Monday, June 6, 2011

Japan confirms 3 nuclear reactors melted down after quake

Tokyo (CNN) -- Japan's Fukushima Daiichi nuclear power plant experienced full meltdowns at three reactors in the wake of an earthquake and tsunami in March, the country's Nuclear Emergency Response Headquarters said Monday.
The nuclear group's new evaluation, released Monday, goes further than previous statements in describing the extent of the damage caused by an earthquake and tsunami on March 11. The announcement will not change plans for how to stabilize the Fukushima Daiichi plant, the agency said. Reactors 1, 2 and 3 experienced a full meltdown, it said. The plant's owner, Tokyo Electric Power Co., admitted last month that nuclear fuel rods in reactors 2 and 3 probably melted during the first week of the nuclear crisis.


Thursday, June 2, 2011

WHO: E. coli outbreak caused by new strain

LONDON – An entirely new super-toxic bug is causing the frightening food poisoning outbreak that has sickened at least 1,600 people and killed 18, researchers and global health officials said Thursday. The DNA of the new E. coli strain, believed to have contaminated salad vegetables, was analyzed by Chinese and German scientists. It contains several genes that cause antibiotic resistance and is similar to a strain that causes serious diarrhea and is found in the Central African Republic, according to a statement from the Shenzhen, China- based laboratory, BGI. Those scientists were working together with the University Medical Center Hamburg-Eppendorf. "This is a unique strain that has never been isolated from patients before," Hilde Kruse, a food safety expert at the World Health Organization, told The Associated Press.

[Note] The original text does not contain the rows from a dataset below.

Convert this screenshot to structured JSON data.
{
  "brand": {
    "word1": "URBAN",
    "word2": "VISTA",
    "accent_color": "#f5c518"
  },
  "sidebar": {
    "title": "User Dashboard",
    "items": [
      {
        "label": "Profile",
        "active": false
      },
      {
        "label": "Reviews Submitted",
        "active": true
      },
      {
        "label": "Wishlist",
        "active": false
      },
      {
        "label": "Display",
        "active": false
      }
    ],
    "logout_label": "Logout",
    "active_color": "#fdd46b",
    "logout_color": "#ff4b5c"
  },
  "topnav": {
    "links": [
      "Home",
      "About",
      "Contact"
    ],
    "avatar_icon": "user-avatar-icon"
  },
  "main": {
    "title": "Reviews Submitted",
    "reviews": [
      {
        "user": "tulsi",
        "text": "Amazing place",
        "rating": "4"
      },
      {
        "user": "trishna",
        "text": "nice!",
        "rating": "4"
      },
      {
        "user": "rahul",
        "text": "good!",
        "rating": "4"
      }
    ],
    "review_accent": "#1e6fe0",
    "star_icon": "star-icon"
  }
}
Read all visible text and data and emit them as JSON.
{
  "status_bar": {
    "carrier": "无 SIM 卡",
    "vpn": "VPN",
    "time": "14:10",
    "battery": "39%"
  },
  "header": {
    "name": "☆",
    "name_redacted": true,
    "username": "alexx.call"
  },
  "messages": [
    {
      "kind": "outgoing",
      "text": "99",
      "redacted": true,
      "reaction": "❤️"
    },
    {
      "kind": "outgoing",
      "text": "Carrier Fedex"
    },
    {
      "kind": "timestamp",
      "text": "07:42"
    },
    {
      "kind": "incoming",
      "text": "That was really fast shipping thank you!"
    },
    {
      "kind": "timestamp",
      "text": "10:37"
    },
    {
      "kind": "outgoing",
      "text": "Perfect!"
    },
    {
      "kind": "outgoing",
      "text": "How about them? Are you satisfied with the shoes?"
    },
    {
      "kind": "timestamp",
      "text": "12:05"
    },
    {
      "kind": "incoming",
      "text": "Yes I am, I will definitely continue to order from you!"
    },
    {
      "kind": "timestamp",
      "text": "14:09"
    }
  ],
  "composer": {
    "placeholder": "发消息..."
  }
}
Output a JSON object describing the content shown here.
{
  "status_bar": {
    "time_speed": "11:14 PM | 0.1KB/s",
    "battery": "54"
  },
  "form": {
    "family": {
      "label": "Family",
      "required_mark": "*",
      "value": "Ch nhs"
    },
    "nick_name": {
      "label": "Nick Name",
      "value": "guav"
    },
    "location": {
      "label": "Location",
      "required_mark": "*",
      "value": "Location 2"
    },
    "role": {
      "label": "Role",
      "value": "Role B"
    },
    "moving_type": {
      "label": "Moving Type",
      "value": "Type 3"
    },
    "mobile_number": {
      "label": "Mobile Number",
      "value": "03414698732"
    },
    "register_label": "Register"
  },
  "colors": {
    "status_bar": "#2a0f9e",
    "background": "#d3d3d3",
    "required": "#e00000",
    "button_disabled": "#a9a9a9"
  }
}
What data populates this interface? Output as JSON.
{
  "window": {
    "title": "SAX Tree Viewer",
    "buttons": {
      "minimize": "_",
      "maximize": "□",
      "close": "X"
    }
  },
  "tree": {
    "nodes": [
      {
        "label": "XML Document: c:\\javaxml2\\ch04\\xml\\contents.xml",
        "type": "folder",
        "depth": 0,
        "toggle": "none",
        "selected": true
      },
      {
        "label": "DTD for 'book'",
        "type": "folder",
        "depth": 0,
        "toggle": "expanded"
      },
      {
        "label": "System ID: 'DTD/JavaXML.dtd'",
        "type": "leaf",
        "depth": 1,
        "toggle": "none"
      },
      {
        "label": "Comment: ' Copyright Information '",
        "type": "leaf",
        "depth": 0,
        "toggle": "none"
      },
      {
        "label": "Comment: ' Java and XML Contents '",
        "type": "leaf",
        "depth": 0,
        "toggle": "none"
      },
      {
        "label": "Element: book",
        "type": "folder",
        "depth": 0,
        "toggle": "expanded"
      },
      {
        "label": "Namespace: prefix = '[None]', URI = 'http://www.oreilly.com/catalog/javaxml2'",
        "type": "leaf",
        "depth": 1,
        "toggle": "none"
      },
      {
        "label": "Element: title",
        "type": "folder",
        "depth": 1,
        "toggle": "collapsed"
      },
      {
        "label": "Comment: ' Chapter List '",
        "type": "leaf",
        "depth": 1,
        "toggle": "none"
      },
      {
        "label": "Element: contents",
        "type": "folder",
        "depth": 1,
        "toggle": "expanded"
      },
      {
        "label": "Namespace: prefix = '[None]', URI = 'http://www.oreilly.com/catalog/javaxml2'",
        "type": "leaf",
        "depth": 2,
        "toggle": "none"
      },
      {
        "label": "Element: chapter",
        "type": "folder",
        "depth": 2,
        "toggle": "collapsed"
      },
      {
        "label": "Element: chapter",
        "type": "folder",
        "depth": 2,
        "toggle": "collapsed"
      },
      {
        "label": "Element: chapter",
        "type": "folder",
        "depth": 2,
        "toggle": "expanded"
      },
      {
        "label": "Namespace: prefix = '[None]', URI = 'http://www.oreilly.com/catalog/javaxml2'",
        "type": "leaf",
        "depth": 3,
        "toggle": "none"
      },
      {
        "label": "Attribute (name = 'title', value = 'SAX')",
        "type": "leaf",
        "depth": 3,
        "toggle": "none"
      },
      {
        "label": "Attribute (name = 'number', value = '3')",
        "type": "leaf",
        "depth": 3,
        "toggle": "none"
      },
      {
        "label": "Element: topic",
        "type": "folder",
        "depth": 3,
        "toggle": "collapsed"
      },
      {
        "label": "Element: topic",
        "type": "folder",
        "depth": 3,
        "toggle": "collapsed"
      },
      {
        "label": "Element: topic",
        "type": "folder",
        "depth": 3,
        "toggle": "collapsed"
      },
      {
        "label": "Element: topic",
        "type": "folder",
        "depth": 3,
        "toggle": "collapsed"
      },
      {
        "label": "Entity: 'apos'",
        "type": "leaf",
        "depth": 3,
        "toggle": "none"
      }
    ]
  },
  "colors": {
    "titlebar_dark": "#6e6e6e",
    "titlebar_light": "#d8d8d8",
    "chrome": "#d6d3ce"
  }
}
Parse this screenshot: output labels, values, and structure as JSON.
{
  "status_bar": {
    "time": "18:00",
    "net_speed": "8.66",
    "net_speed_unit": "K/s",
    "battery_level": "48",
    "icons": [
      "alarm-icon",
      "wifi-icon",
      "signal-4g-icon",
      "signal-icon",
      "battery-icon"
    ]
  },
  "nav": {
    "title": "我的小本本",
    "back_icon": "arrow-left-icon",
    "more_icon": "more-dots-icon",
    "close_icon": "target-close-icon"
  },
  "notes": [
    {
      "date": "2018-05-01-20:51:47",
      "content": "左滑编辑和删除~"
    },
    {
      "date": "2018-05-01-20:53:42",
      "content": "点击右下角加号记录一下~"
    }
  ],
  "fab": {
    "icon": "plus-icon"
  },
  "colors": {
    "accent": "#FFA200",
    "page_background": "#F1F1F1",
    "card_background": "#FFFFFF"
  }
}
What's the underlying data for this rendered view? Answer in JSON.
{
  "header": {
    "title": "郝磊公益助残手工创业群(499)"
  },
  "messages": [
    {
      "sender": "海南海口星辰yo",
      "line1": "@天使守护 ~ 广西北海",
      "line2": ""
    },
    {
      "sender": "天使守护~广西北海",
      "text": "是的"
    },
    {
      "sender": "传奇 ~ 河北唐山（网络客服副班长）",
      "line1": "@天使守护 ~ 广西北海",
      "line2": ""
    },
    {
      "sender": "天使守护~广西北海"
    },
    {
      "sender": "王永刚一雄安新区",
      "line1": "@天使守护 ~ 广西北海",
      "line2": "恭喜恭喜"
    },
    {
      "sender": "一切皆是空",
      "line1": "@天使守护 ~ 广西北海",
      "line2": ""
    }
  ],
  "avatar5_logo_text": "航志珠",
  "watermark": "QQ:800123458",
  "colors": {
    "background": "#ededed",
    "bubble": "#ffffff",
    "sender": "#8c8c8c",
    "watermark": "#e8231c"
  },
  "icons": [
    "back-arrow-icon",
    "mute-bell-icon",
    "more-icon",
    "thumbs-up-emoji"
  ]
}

The new strain has "various characteristics that make it more virulent and toxin-producing" than the many E. coli strains people naturally carry in their intestines.


An Interactive look at Food Contamination

Wednesday, June 1, 2011

STOCKS: Dow tumbles 280 points

Wall Street Baffled by Slowing Economy, Low Yields: Trader
Margo D. Beller - Wall Street is having a hard time figuring out what to do now that the U.S. economy appears to be sputtering and yields are so low, Peter Yastrow, market strategist for Yastrow Origer, told CNBC. "What we’ve got right now is almost near panic going on with money managers and people who are responsible for money," he said. "They can not find a yield and you just don’t want to be putting your money into commodities or things that are punts that might work out or they might not depending on what happens with the economy. "We need to find real yield and real returns on these assets. You see bad data, you see Treasurys rally, you see all bonds and all fixed-income rally and then the people who are betting against the U.S. economy start getting bearish on stocks. That’s a huge mistake." Stocks extended losses after the manufacturing fell below expectations in May and the private sector added only 38,000 jobs during the month. "Interest rates are amazingly low and that, thanks to Ben Bernanke, is driving everything," Yastrow said. "We’re on the verge of a great, great depression. The [Federal Reserve] knows it.